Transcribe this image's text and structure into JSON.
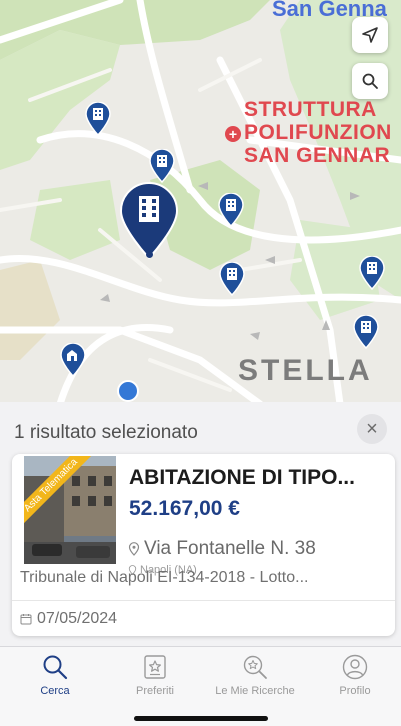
{
  "map": {
    "labels": {
      "area_top": "San Genna",
      "poi_line1": "STRUTTURA",
      "poi_line2": "POLIFUNZION",
      "poi_line3": "SAN GENNAR",
      "district": "STELLA"
    },
    "controls": {
      "locate_icon": "location-arrow-icon",
      "search_icon": "search-icon"
    }
  },
  "results": {
    "header": "1 risultato selezionato",
    "close_icon": "close-icon",
    "card": {
      "ribbon": "Asta Telematica",
      "title": "ABITAZIONE DI TIPO...",
      "price": "52.167,00 €",
      "address": "Via Fontanelle N. 38",
      "city": "Napoli (NA)",
      "court": "Tribunale di Napoli EI-134-2018 - Lotto...",
      "date": "07/05/2024"
    }
  },
  "tabbar": {
    "tabs": [
      {
        "label": "Cerca",
        "icon": "search-icon",
        "active": true
      },
      {
        "label": "Preferiti",
        "icon": "star-icon",
        "active": false
      },
      {
        "label": "Le Mie Ricerche",
        "icon": "saved-search-icon",
        "active": false
      },
      {
        "label": "Profilo",
        "icon": "profile-icon",
        "active": false
      }
    ]
  },
  "colors": {
    "accent": "#1f3f86",
    "pin": "#1f4f9a",
    "ribbon": "#f2b61b",
    "poi": "#e0484f"
  }
}
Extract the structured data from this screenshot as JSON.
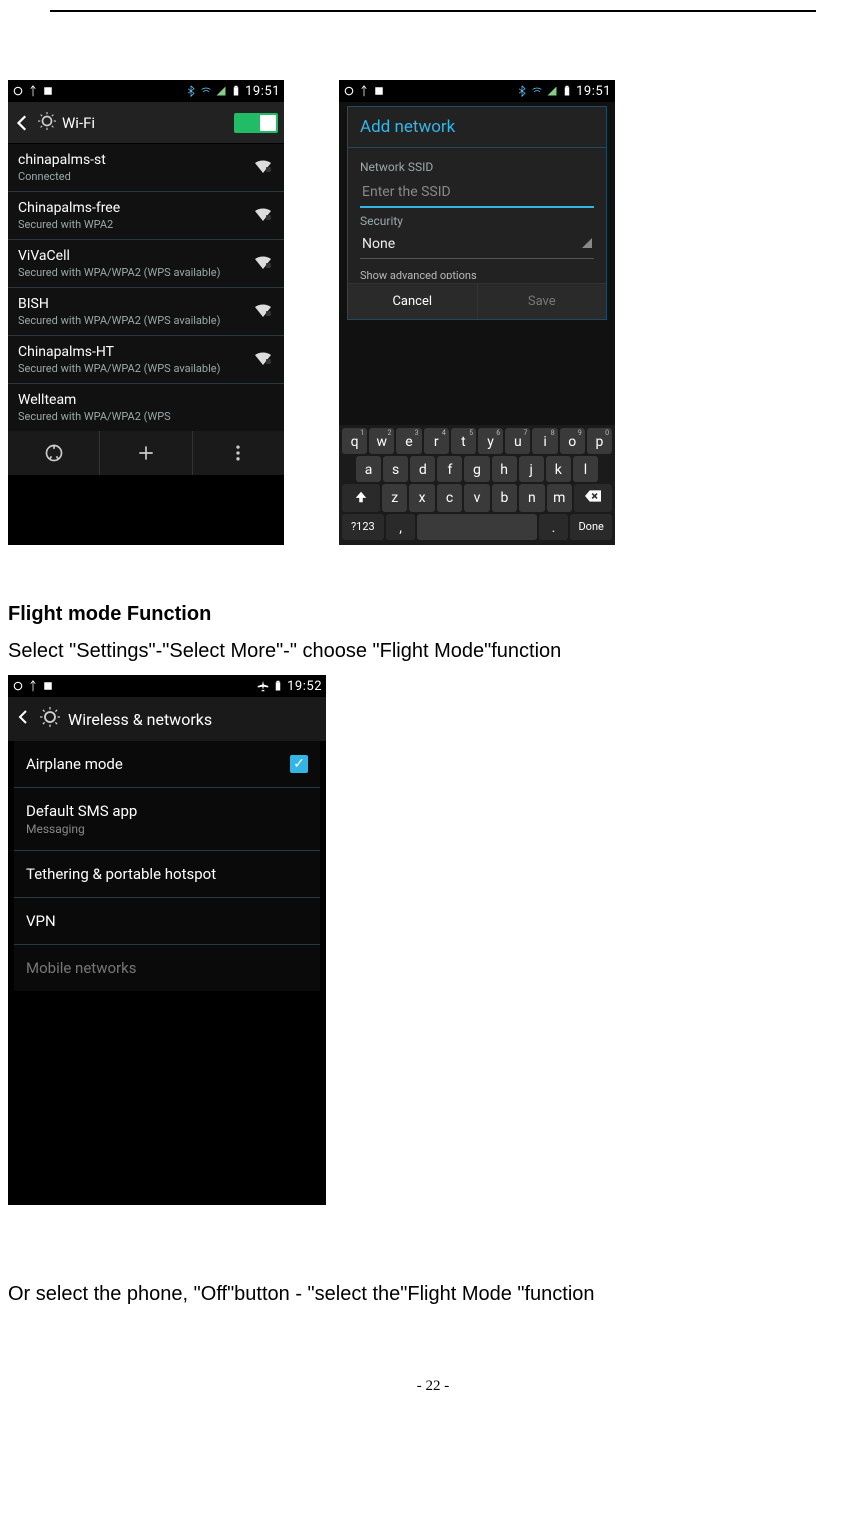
{
  "statusbar": {
    "time_a": "19:51",
    "time_b": "19:51",
    "time_c": "19:52"
  },
  "screen1": {
    "title": "Wi-Fi",
    "items": [
      {
        "ssid": "chinapalms-st",
        "sub": "Connected"
      },
      {
        "ssid": "Chinapalms-free",
        "sub": "Secured with WPA2"
      },
      {
        "ssid": "ViVaCell",
        "sub": "Secured with WPA/WPA2 (WPS available)"
      },
      {
        "ssid": "BISH",
        "sub": "Secured with WPA/WPA2 (WPS available)"
      },
      {
        "ssid": "Chinapalms-HT",
        "sub": "Secured with WPA/WPA2 (WPS available)"
      },
      {
        "ssid": "Wellteam",
        "sub": "Secured with WPA/WPA2 (WPS"
      }
    ]
  },
  "screen2": {
    "dialog_title": "Add network",
    "ssid_label": "Network SSID",
    "ssid_placeholder": "Enter the SSID",
    "security_label": "Security",
    "security_value": "None",
    "advanced_label": "Show advanced options",
    "cancel": "Cancel",
    "save": "Save",
    "kb_row1": [
      "q",
      "w",
      "e",
      "r",
      "t",
      "y",
      "u",
      "i",
      "o",
      "p"
    ],
    "kb_row1_sup": [
      "1",
      "2",
      "3",
      "4",
      "5",
      "6",
      "7",
      "8",
      "9",
      "0"
    ],
    "kb_row2": [
      "a",
      "s",
      "d",
      "f",
      "g",
      "h",
      "j",
      "k",
      "l"
    ],
    "kb_row3": [
      "z",
      "x",
      "c",
      "v",
      "b",
      "n",
      "m"
    ],
    "kb_row4": {
      "sym": "?123",
      "comma": ",",
      "dot": ".",
      "done": "Done"
    }
  },
  "section": {
    "heading": "Flight mode Function",
    "text": "Select \"Settings\"-\"Select More\"-\" choose \"Flight Mode\"function"
  },
  "screen3": {
    "title": "Wireless & networks",
    "items": [
      {
        "lbl": "Airplane mode",
        "checked": true
      },
      {
        "lbl": "Default SMS app",
        "sub": "Messaging"
      },
      {
        "lbl": "Tethering & portable hotspot"
      },
      {
        "lbl": "VPN"
      },
      {
        "lbl": "Mobile networks",
        "dim": true
      }
    ]
  },
  "after_text": "Or select the phone, \"Off\"button - \"select the\"Flight Mode \"function",
  "page_number": "- 22 -"
}
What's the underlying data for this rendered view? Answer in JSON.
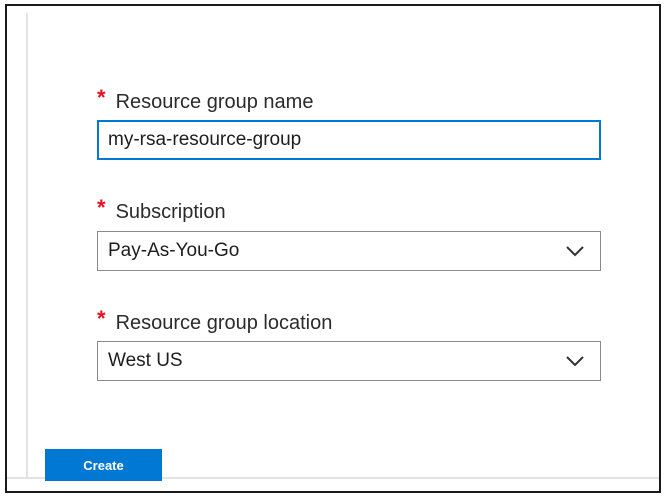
{
  "form": {
    "required_marker": "*",
    "resource_group_name": {
      "label": "Resource group name",
      "value": "my-rsa-resource-group"
    },
    "subscription": {
      "label": "Subscription",
      "selected": "Pay-As-You-Go"
    },
    "location": {
      "label": "Resource group location",
      "selected": "West US"
    },
    "create_label": "Create"
  },
  "colors": {
    "accent": "#0078d4",
    "required": "#e81123",
    "border": "#8a8a8a",
    "frame": "#1a1a1a"
  },
  "icons": {
    "dropdown": "chevron-down-icon"
  }
}
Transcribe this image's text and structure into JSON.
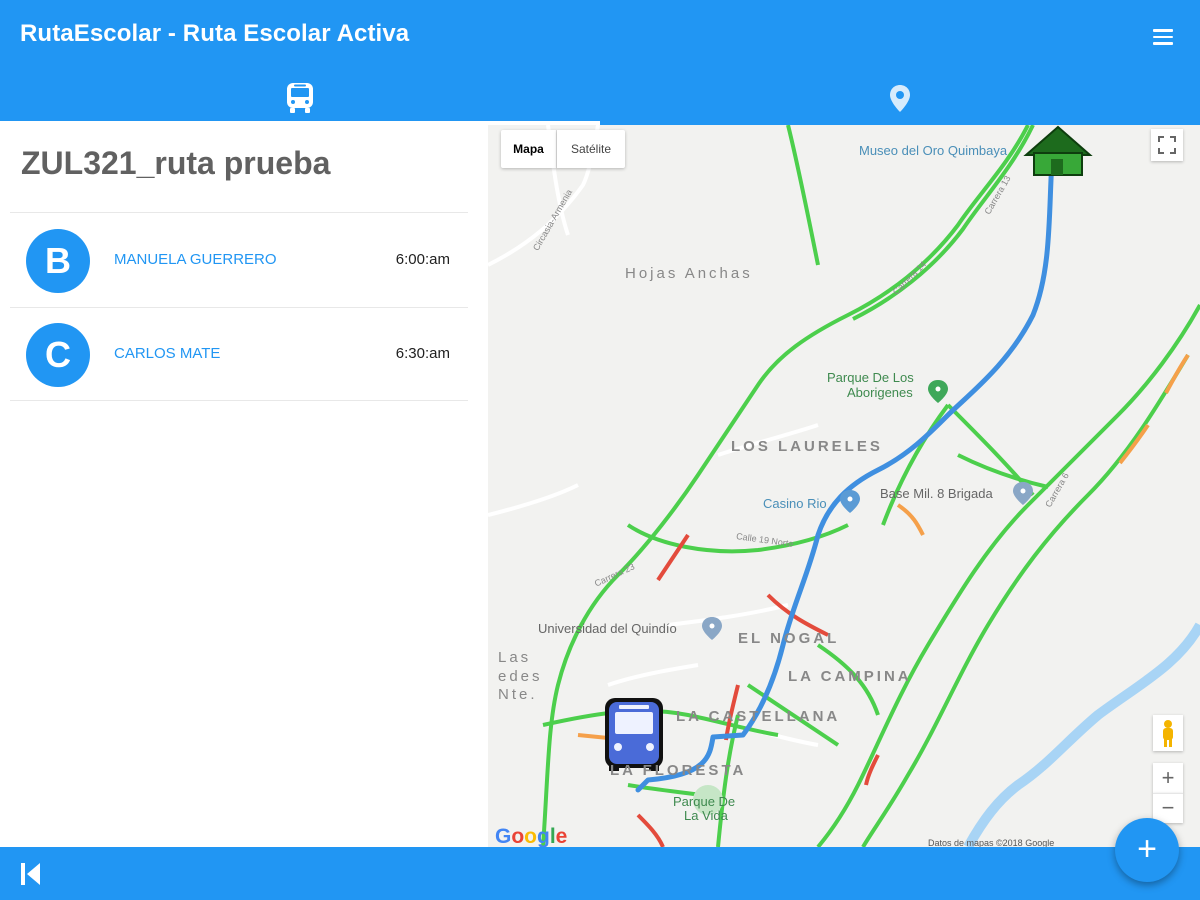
{
  "header": {
    "title": "RutaEscolar - Ruta Escolar Activa",
    "menu_icon": "hamburger-menu-icon"
  },
  "tabs": [
    {
      "icon": "bus-icon",
      "selected": true
    },
    {
      "icon": "map-pin-icon",
      "selected": false
    }
  ],
  "route": {
    "name": "ZUL321_ruta prueba",
    "students": [
      {
        "initial": "B",
        "name": "MANUELA GUERRERO",
        "time": "6:00:am"
      },
      {
        "initial": "C",
        "name": "CARLOS MATE",
        "time": "6:30:am"
      }
    ]
  },
  "map": {
    "map_type_buttons": {
      "map": "Mapa",
      "satellite": "Satélite"
    },
    "selected_map_type": "map",
    "places": {
      "museo": "Museo del Oro Quimbaya",
      "parque_aborigenes_1": "Parque De Los",
      "parque_aborigenes_2": "Aborigenes",
      "casino": "Casino Rio",
      "base_militar": "Base Mil. 8 Brigada",
      "universidad": "Universidad del Quindío",
      "parque_vida_1": "Parque De",
      "parque_vida_2": "La Vida"
    },
    "neighborhoods": {
      "hojas_anchas": "Hojas Anchas",
      "laureles": "LOS LAURELES",
      "nogal": "EL NOGAL",
      "campina": "LA CAMPINA",
      "castellana": "LA CASTELLANA",
      "floresta": "LA FLORESTA",
      "las": "Las",
      "redes": "edes",
      "nte": "Nte."
    },
    "streets": {
      "circasia": "Circasia-Armenia",
      "carrera13": "Carrera 13",
      "carrera14": "Carrera 14",
      "carrera6": "Carrera 6",
      "calle19": "Calle 19 Norte",
      "carrera23": "Carrera 23"
    },
    "attribution": "Datos de mapas ©2018 Google",
    "google_logo": "Google",
    "zoom_in": "+",
    "zoom_out": "−",
    "colors": {
      "route": "#3f8fe0",
      "traffic_green": "#4ccf4c",
      "traffic_orange": "#f5a04a",
      "traffic_red": "#e34b3c",
      "river": "#a8d4f5"
    }
  },
  "bottom_bar": {
    "back_icon": "skip-back-icon",
    "fab_label": "+"
  }
}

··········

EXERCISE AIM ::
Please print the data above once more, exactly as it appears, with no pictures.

SOLUTION TO THIS TASK ::
Transcribe this image's text and structure into JSON.
{
  "map": {
    "labels": {
      "area_top": "San Genna",
      "poi_line1": "STRUTTURA",
      "poi_line2": "POLIFUNZION",
      "poi_line3": "SAN GENNAR",
      "district": "STELLA"
    },
    "controls": {
      "locate_icon": "location-arrow-icon",
      "search_icon": "search-icon"
    }
  },
  "results": {
    "header": "1 risultato selezionato",
    "close_icon": "close-icon",
    "card": {
      "ribbon": "Asta Telematica",
      "title": "ABITAZIONE DI TIPO...",
      "price": "52.167,00 €",
      "address": "Via Fontanelle N. 38",
      "city": "Napoli (NA)",
      "court": "Tribunale di Napoli EI-134-2018 - Lotto...",
      "date": "07/05/2024"
    }
  },
  "tabbar": {
    "tabs": [
      {
        "label": "Cerca",
        "icon": "search-icon",
        "active": true
      },
      {
        "label": "Preferiti",
        "icon": "star-icon",
        "active": false
      },
      {
        "label": "Le Mie Ricerche",
        "icon": "saved-search-icon",
        "active": false
      },
      {
        "label": "Profilo",
        "icon": "profile-icon",
        "active": false
      }
    ]
  },
  "colors": {
    "accent": "#1f3f86",
    "pin": "#1f4f9a",
    "ribbon": "#f2b61b",
    "poi": "#e0484f"
  }
}
Extract the structured data from this screenshot as JSON.
{
  "statusbar": {
    "time_a": "19:51",
    "time_b": "19:51",
    "time_c": "19:52"
  },
  "screen1": {
    "title": "Wi-Fi",
    "items": [
      {
        "ssid": "chinapalms-st",
        "sub": "Connected"
      },
      {
        "ssid": "Chinapalms-free",
        "sub": "Secured with WPA2"
      },
      {
        "ssid": "ViVaCell",
        "sub": "Secured with WPA/WPA2 (WPS available)"
      },
      {
        "ssid": "BISH",
        "sub": "Secured with WPA/WPA2 (WPS available)"
      },
      {
        "ssid": "Chinapalms-HT",
        "sub": "Secured with WPA/WPA2 (WPS available)"
      },
      {
        "ssid": "Wellteam",
        "sub": "Secured with WPA/WPA2 (WPS"
      }
    ]
  },
  "screen2": {
    "dialog_title": "Add network",
    "ssid_label": "Network SSID",
    "ssid_placeholder": "Enter the SSID",
    "security_label": "Security",
    "security_value": "None",
    "advanced_label": "Show advanced options",
    "cancel": "Cancel",
    "save": "Save",
    "kb_row1": [
      "q",
      "w",
      "e",
      "r",
      "t",
      "y",
      "u",
      "i",
      "o",
      "p"
    ],
    "kb_row1_sup": [
      "1",
      "2",
      "3",
      "4",
      "5",
      "6",
      "7",
      "8",
      "9",
      "0"
    ],
    "kb_row2": [
      "a",
      "s",
      "d",
      "f",
      "g",
      "h",
      "j",
      "k",
      "l"
    ],
    "kb_row3": [
      "z",
      "x",
      "c",
      "v",
      "b",
      "n",
      "m"
    ],
    "kb_row4": {
      "sym": "?123",
      "comma": ",",
      "dot": ".",
      "done": "Done"
    }
  },
  "section": {
    "heading": "Flight mode Function",
    "text": "Select \"Settings\"-\"Select More\"-\" choose \"Flight Mode\"function"
  },
  "screen3": {
    "title": "Wireless & networks",
    "items": [
      {
        "lbl": "Airplane mode",
        "checked": true
      },
      {
        "lbl": "Default SMS app",
        "sub": "Messaging"
      },
      {
        "lbl": "Tethering & portable hotspot"
      },
      {
        "lbl": "VPN"
      },
      {
        "lbl": "Mobile networks",
        "dim": true
      }
    ]
  },
  "after_text": "Or select the phone, \"Off\"button - \"select the\"Flight Mode \"function",
  "page_number": "- 22 -"
}
What's the underlying data for this rendered view? Answer in JSON.
{
  "form": {
    "required_marker": "*",
    "resource_group_name": {
      "label": "Resource group name",
      "value": "my-rsa-resource-group"
    },
    "subscription": {
      "label": "Subscription",
      "selected": "Pay-As-You-Go"
    },
    "location": {
      "label": "Resource group location",
      "selected": "West US"
    },
    "create_label": "Create"
  },
  "colors": {
    "accent": "#0078d4",
    "required": "#e81123",
    "border": "#8a8a8a",
    "frame": "#1a1a1a"
  },
  "icons": {
    "dropdown": "chevron-down-icon"
  }
}
Transcribe this image's text and structure into JSON.
{
  "header": {
    "title": "RutaEscolar - Ruta Escolar Activa",
    "menu_icon": "hamburger-menu-icon"
  },
  "tabs": [
    {
      "icon": "bus-icon",
      "selected": true
    },
    {
      "icon": "map-pin-icon",
      "selected": false
    }
  ],
  "route": {
    "name": "ZUL321_ruta prueba",
    "students": [
      {
        "initial": "B",
        "name": "MANUELA GUERRERO",
        "time": "6:00:am"
      },
      {
        "initial": "C",
        "name": "CARLOS MATE",
        "time": "6:30:am"
      }
    ]
  },
  "map": {
    "map_type_buttons": {
      "map": "Mapa",
      "satellite": "Satélite"
    },
    "selected_map_type": "map",
    "places": {
      "museo": "Museo del Oro Quimbaya",
      "parque_aborigenes_1": "Parque De Los",
      "parque_aborigenes_2": "Aborigenes",
      "casino": "Casino Rio",
      "base_militar": "Base Mil. 8 Brigada",
      "universidad": "Universidad del Quindío",
      "parque_vida_1": "Parque De",
      "parque_vida_2": "La Vida"
    },
    "neighborhoods": {
      "hojas_anchas": "Hojas Anchas",
      "laureles": "LOS LAURELES",
      "nogal": "EL NOGAL",
      "campina": "LA CAMPINA",
      "castellana": "LA CASTELLANA",
      "floresta": "LA FLORESTA",
      "las": "Las",
      "redes": "edes",
      "nte": "Nte."
    },
    "streets": {
      "circasia": "Circasia-Armenia",
      "carrera13": "Carrera 13",
      "carrera14": "Carrera 14",
      "carrera6": "Carrera 6",
      "calle19": "Calle 19 Norte",
      "carrera23": "Carrera 23"
    },
    "attribution": "Datos de mapas ©2018 Google",
    "google_logo": "Google",
    "zoom_in": "+",
    "zoom_out": "−",
    "colors": {
      "route": "#3f8fe0",
      "traffic_green": "#4ccf4c",
      "traffic_orange": "#f5a04a",
      "traffic_red": "#e34b3c",
      "river": "#a8d4f5"
    }
  },
  "bottom_bar": {
    "back_icon": "skip-back-icon",
    "fab_label": "+"
  }
}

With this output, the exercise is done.